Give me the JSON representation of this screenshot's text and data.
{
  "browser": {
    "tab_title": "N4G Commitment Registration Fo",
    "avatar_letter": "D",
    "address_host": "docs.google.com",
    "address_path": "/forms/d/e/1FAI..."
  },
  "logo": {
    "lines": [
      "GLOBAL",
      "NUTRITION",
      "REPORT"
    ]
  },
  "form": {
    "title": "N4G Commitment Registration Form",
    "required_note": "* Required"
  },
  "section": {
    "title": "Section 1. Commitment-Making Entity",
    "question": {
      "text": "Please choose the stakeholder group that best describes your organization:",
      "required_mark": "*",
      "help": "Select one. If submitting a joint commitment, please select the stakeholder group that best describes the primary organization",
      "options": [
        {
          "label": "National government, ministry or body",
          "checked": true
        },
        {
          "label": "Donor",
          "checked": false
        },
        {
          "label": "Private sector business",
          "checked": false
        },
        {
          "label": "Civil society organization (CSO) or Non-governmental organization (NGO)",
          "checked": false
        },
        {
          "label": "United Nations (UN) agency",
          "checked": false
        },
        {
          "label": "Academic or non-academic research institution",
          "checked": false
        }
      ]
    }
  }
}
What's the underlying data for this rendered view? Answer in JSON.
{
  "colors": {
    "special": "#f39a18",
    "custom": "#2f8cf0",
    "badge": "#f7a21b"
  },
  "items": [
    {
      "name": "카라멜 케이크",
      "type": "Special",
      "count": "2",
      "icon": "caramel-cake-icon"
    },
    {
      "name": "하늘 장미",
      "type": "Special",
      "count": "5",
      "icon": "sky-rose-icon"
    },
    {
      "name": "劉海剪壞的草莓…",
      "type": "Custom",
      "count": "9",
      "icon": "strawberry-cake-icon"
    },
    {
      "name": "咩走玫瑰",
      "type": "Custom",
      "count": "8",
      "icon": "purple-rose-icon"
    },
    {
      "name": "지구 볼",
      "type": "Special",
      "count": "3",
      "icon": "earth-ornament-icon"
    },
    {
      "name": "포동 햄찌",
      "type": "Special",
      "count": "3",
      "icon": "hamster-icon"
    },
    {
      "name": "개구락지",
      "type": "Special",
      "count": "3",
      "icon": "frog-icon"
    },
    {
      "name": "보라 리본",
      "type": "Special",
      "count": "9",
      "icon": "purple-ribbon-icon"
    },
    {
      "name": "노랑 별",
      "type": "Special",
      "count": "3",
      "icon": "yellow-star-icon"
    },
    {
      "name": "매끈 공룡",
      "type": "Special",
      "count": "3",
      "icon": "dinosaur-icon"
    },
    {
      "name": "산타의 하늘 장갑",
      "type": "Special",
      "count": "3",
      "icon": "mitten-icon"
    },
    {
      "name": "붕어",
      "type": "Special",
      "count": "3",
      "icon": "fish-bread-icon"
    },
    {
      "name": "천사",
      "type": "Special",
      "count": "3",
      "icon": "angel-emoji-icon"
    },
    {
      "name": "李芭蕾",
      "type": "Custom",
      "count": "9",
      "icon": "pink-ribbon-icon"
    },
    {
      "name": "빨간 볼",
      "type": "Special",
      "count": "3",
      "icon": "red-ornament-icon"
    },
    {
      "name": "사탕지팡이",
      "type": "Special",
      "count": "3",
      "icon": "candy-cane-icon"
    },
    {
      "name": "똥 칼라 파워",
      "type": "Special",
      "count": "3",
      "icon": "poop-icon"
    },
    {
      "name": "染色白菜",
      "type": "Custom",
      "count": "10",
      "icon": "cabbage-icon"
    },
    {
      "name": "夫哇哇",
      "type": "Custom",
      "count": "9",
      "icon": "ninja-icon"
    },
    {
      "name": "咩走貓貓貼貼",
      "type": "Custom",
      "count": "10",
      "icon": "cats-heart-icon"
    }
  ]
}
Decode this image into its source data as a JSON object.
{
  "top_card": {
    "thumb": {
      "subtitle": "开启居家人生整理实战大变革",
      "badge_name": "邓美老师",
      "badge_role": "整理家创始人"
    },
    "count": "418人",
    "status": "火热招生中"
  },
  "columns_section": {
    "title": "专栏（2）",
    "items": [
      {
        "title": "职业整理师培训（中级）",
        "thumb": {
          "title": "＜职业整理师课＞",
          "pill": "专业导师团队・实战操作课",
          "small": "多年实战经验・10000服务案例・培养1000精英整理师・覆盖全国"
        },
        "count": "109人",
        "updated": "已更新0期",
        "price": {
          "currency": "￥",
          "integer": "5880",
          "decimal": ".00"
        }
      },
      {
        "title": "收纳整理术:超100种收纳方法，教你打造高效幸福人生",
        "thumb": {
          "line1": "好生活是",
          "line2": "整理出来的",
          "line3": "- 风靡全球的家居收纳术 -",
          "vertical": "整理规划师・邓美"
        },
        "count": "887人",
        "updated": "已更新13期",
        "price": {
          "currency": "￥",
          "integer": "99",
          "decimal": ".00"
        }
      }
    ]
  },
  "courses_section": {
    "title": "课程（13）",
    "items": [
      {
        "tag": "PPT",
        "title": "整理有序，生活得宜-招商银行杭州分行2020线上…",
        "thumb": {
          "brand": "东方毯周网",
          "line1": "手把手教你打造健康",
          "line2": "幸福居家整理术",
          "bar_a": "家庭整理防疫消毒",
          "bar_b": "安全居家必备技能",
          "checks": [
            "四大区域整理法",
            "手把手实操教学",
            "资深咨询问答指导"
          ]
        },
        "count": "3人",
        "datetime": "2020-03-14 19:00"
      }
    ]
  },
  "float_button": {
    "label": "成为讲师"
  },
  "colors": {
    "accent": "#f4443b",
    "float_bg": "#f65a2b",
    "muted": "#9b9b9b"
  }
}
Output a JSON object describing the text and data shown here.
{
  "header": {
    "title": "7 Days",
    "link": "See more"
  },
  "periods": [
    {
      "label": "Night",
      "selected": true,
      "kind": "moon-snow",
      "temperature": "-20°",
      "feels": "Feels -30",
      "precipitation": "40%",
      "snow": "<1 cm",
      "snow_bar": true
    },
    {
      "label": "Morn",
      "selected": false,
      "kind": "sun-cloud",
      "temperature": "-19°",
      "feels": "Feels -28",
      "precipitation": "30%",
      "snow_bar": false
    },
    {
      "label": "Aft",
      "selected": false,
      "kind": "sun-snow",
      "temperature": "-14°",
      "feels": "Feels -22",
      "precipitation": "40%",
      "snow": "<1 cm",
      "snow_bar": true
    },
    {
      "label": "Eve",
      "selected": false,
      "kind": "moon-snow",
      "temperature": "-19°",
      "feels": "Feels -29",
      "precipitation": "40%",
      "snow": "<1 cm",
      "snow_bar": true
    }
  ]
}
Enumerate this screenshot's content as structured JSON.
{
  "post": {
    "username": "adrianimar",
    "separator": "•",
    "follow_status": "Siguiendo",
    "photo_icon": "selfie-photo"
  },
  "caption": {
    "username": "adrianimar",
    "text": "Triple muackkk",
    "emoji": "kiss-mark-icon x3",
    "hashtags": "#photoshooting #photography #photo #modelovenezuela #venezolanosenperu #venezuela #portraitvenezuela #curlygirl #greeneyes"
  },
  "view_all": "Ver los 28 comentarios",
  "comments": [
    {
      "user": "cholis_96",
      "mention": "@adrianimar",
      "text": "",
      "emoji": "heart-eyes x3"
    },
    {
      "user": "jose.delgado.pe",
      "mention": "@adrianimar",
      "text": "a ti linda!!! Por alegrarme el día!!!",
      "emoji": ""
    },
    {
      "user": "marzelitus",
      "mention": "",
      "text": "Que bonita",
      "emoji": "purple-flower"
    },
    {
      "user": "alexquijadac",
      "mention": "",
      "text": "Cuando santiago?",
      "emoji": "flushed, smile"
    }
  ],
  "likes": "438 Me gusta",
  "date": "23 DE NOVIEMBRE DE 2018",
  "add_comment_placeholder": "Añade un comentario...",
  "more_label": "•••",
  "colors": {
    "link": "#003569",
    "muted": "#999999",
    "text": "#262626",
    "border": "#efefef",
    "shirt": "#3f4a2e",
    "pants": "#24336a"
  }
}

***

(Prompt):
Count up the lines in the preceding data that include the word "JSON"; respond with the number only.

(Output):
5